Wednesday, April 18, 2007
There was broad agreement among legal experts that the cases challenging the federal abortion ban were not likely to result in Roe v. Wade being overruled. Predictably, the Court did something much more insidious. To most of the public, the decision will seem like one narrowly addressing a seldom-used, controversial abortion procedure. But there is a great deal more at stake. In one fell swoop, the Court seems to have lowered the status of the right to abortion even further than where it was left after Planned Parenthood v. Casey; expanded the range of state interests that can justify abortion restrictions; done away with the principle that abortion restrictions are facially unconstitutional if they endanger women's health; suggested that as-applied challenges are the only appropriate vehicles for challenging abortion restrictions; and indicated that legislatures are free to regulate the details of how medical procedures are performed and to force doctors to perform medical procedures in ways they believe are riskier for their patients.
In this post, I address the last of these, the significance of the Court's sanctioning of legislative intrusion into medical decisionmaking.
In order to uphold the federal ban while purporting not to disturb the Court's ruling in Stenberg v. Carhart, in which the Court struck down a similarly worded state statute, the majority needed to find the Achilles' heel in that decision. The Court had just recently issued a unanimous decision in Ayotte v. Planned Parenthood, in which the Court did not take issue with the principle that abortion restrictions are unconstitutional if they endanger a woman's health. The majority thus had to find a way to make a health exception seem unnecessary in this particular instance. How did it do that, in the face of so much medical authority supporting the safety of the banned methods? By flipping the relevant standard from Stenberg v. Carhart on its head.
In Stenberg, the Court ruled -- not that all abortion procedure bans require a health exception -- but that a health exception is required when a banned procedure may be safer than other methods. As I wrote in Winter Count: Taking Stock of Abortion Rights After Casey and Carhart, this appeared to invite inquiry into the safety of banned procedures as a necessary step to deciding whether a health exception is necessary. But such an inquiry necessarily raises the question how much evidence of the banned procedures' safety is needed. Must there be virtual unanimity within the medical community of a procedure's safety advantages? Whose opinion matters -- those who perform abortions regularly, or those who choose not to for ideological reasons? How should a court balance these differing opinions?

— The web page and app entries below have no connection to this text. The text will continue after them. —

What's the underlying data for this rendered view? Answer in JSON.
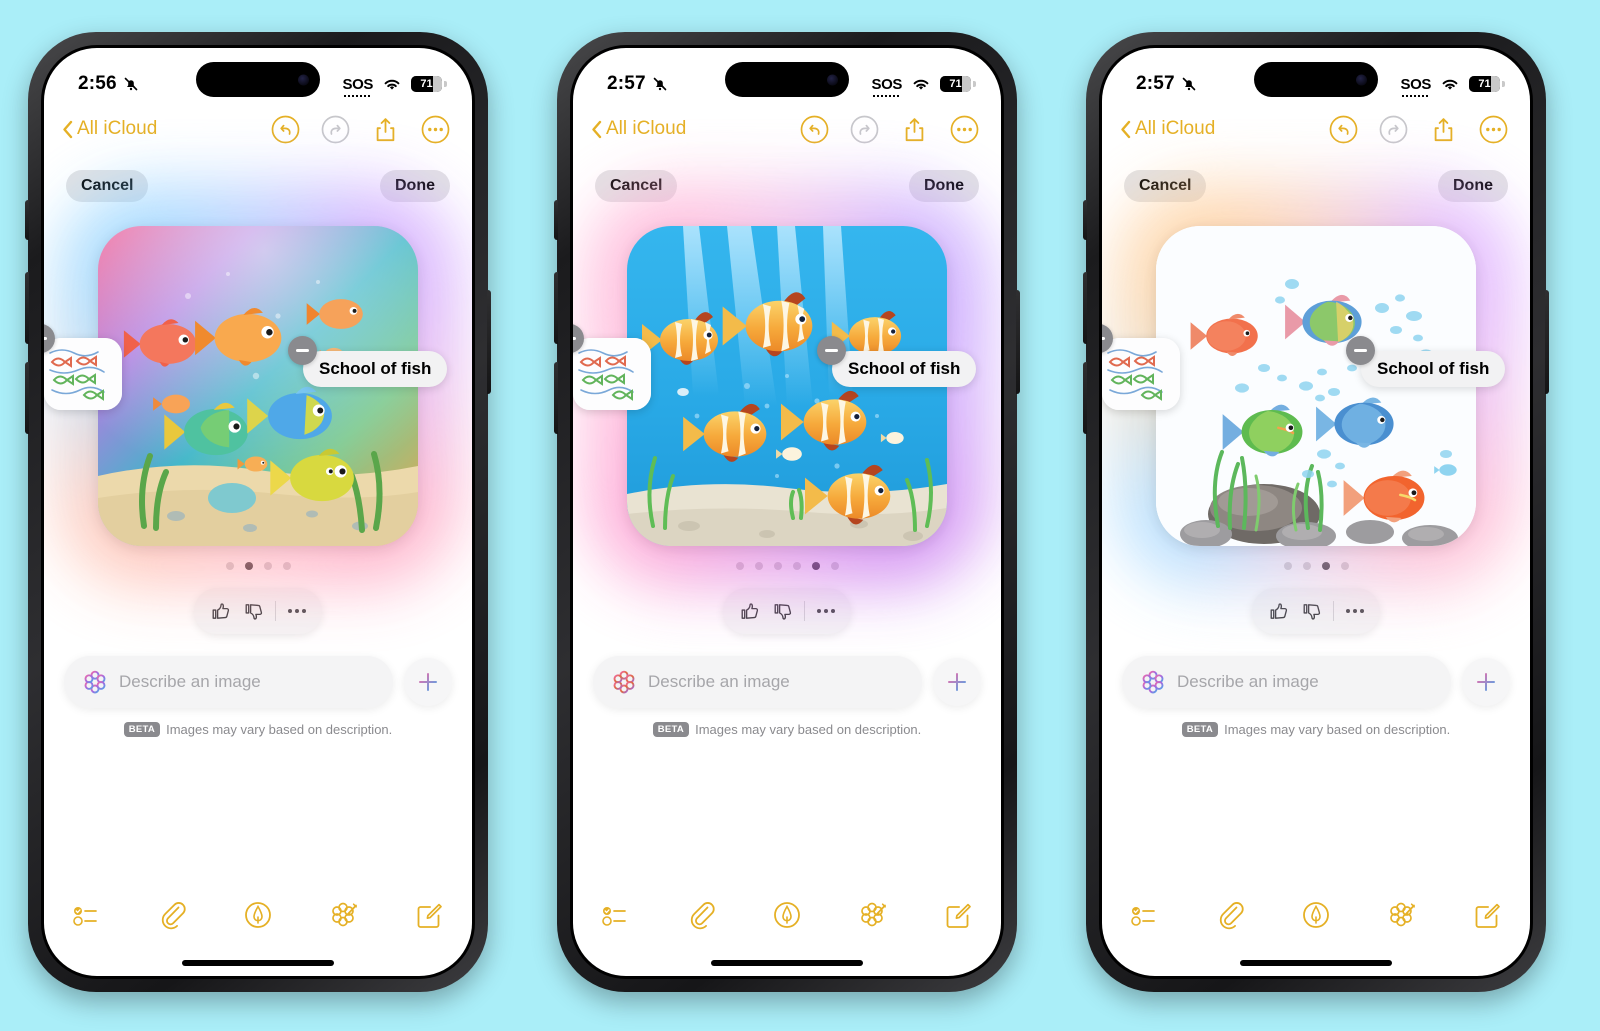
{
  "background_color": "#aaeef8",
  "accent_color": "#e5b025",
  "phones": [
    {
      "id": "phone-1",
      "status": {
        "time": "2:56",
        "silent_icon": "bell-slash-icon",
        "sos": "SOS",
        "wifi_icon": "wifi-icon",
        "battery": "71"
      },
      "nav": {
        "back_label": "All iCloud",
        "back_icon": "chevron-left-icon",
        "undo_icon": "undo-icon",
        "redo_icon": "redo-icon",
        "share_icon": "share-icon",
        "more_icon": "more-circle-icon"
      },
      "sheet": {
        "cancel_label": "Cancel",
        "done_label": "Done",
        "sketch_chip": {
          "name": "sketch-thumbnail",
          "remove_icon": "minus-icon"
        },
        "text_chip": {
          "label": "School of fish",
          "remove_icon": "minus-icon"
        },
        "image_style": "animation",
        "image_alt": "Cartoon school of colorful fish in a sunlit aquarium with sand and seaweed",
        "page_dots": {
          "count": 4,
          "active": 1
        },
        "feedback": {
          "thumbs_up_icon": "thumbs-up-icon",
          "thumbs_down_icon": "thumbs-down-icon",
          "more_icon": "ellipsis-icon"
        },
        "prompt": {
          "icon": "image-playground-icon",
          "placeholder": "Describe an image",
          "value": "",
          "add_icon": "plus-icon"
        },
        "beta_tag": "BETA",
        "beta_note": "Images may vary based on description."
      },
      "toolbar": [
        {
          "name": "checklist-icon"
        },
        {
          "name": "paperclip-icon"
        },
        {
          "name": "markup-pen-icon"
        },
        {
          "name": "image-playground-wand-icon"
        },
        {
          "name": "compose-icon"
        }
      ]
    },
    {
      "id": "phone-2",
      "status": {
        "time": "2:57",
        "silent_icon": "bell-slash-icon",
        "sos": "SOS",
        "wifi_icon": "wifi-icon",
        "battery": "71"
      },
      "nav": {
        "back_label": "All iCloud",
        "back_icon": "chevron-left-icon",
        "undo_icon": "undo-icon",
        "redo_icon": "redo-icon",
        "share_icon": "share-icon",
        "more_icon": "more-circle-icon"
      },
      "sheet": {
        "cancel_label": "Cancel",
        "done_label": "Done",
        "sketch_chip": {
          "name": "sketch-thumbnail",
          "remove_icon": "minus-icon"
        },
        "text_chip": {
          "label": "School of fish",
          "remove_icon": "minus-icon"
        },
        "image_style": "illustration",
        "image_alt": "Illustrated school of orange and white striped fish in bright blue water",
        "page_dots": {
          "count": 6,
          "active": 4
        },
        "feedback": {
          "thumbs_up_icon": "thumbs-up-icon",
          "thumbs_down_icon": "thumbs-down-icon",
          "more_icon": "ellipsis-icon"
        },
        "prompt": {
          "icon": "image-playground-icon",
          "placeholder": "Describe an image",
          "value": "",
          "add_icon": "plus-icon"
        },
        "beta_tag": "BETA",
        "beta_note": "Images may vary based on description."
      },
      "toolbar": [
        {
          "name": "checklist-icon"
        },
        {
          "name": "paperclip-icon"
        },
        {
          "name": "markup-pen-icon"
        },
        {
          "name": "image-playground-wand-icon"
        },
        {
          "name": "compose-icon"
        }
      ]
    },
    {
      "id": "phone-3",
      "status": {
        "time": "2:57",
        "silent_icon": "bell-slash-icon",
        "sos": "SOS",
        "wifi_icon": "wifi-icon",
        "battery": "71"
      },
      "nav": {
        "back_label": "All iCloud",
        "back_icon": "chevron-left-icon",
        "undo_icon": "undo-icon",
        "redo_icon": "redo-icon",
        "share_icon": "share-icon",
        "more_icon": "more-circle-icon"
      },
      "sheet": {
        "cancel_label": "Cancel",
        "done_label": "Done",
        "sketch_chip": {
          "name": "sketch-thumbnail",
          "remove_icon": "minus-icon"
        },
        "text_chip": {
          "label": "School of fish",
          "remove_icon": "minus-icon"
        },
        "image_style": "sketch",
        "image_alt": "Colored pencil sketch of a school of fish with bubbles, seaweed and rocks on white",
        "page_dots": {
          "count": 4,
          "active": 2
        },
        "feedback": {
          "thumbs_up_icon": "thumbs-up-icon",
          "thumbs_down_icon": "thumbs-down-icon",
          "more_icon": "ellipsis-icon"
        },
        "prompt": {
          "icon": "image-playground-icon",
          "placeholder": "Describe an image",
          "value": "",
          "add_icon": "plus-icon"
        },
        "beta_tag": "BETA",
        "beta_note": "Images may vary based on description."
      },
      "toolbar": [
        {
          "name": "checklist-icon"
        },
        {
          "name": "paperclip-icon"
        },
        {
          "name": "markup-pen-icon"
        },
        {
          "name": "image-playground-wand-icon"
        },
        {
          "name": "compose-icon"
        }
      ]
    }
  ]
}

Stenberg answered this by holding that where "substantial medical authority" supports the safety benefits of a procedure, any ban on that procedure must include a health exception. Today's decision, however, suggests the opposite. As long as there is some medical opinion that a banned procedure is not needed to preserve women's health, legislatures are free to ban it without a health exception, even when substantial medical authority regards it as advantageous.
It is hard to envision any medical procedure for which there is not some controversy over its effectiveness. Commonplace in medicine generally, such controversies are inevitable in the emotionally volatile abortion arena. With the intact D&E abortion procedure, the scales of medical authority were sharply tipped toward the safety of the procedure, but a small, vocal, and ideologically driven minority, led by doctors who performed few or no abortions, persisted in claiming that the procedure is never needed. Those dissenting voice were enough to satisfy the Court in today's decision that a virtually total ban on the procedure was permissible. With the Court's new interpretation of Stenberg, it is hard to envision any intrusion into abortion practice that the Court would not countenance, unless it made abortions essentially unavailable at some stage of pregnancy.
As I wrote in my Winter Count article, it was troubling enough that the Stenberg Court conditioned a health exception upon a showing of "substantial medical" authority. The opinion seemd to assume unrealistically that improved safety in medicine magically occurs overnight, with a "substantial" portion of the establishment instantly signing on to a new method. Abortion safety, and indeed the safety of most medical procedures, would not be what they are today if legislatures had been permitted to ban every new method before "substantial authority" demonstrated its benefits. But today's opinion takes this problem even further, seemingly allowing bans on procedures, without health exceptions, if there is any disagreement as to safety advantages at all.
Disturbingly, the Court felt free to disregard utterly the trial courts' findings that the banned methods carried safety advantages. In fact, it seemed far more interested in the findings of Judge Casey, the trial judge in the only one of the three federal challenges not before the Court. (Even Judge Casey found the ban unconstitutional, but his factual findings regarding the safety of intact D&E were the most equivocal of the three trial judges.) While the Court took care to note that "[u]ncritical deference to Congress' factual findings [was] inappropriate," it did not feel compelled to address whether, and in what way, the trial courts' findings, to which it should have deferred, were clearly erroneous.
In subsequent posts, I will address some of the other disturbing implications of the Court's decision.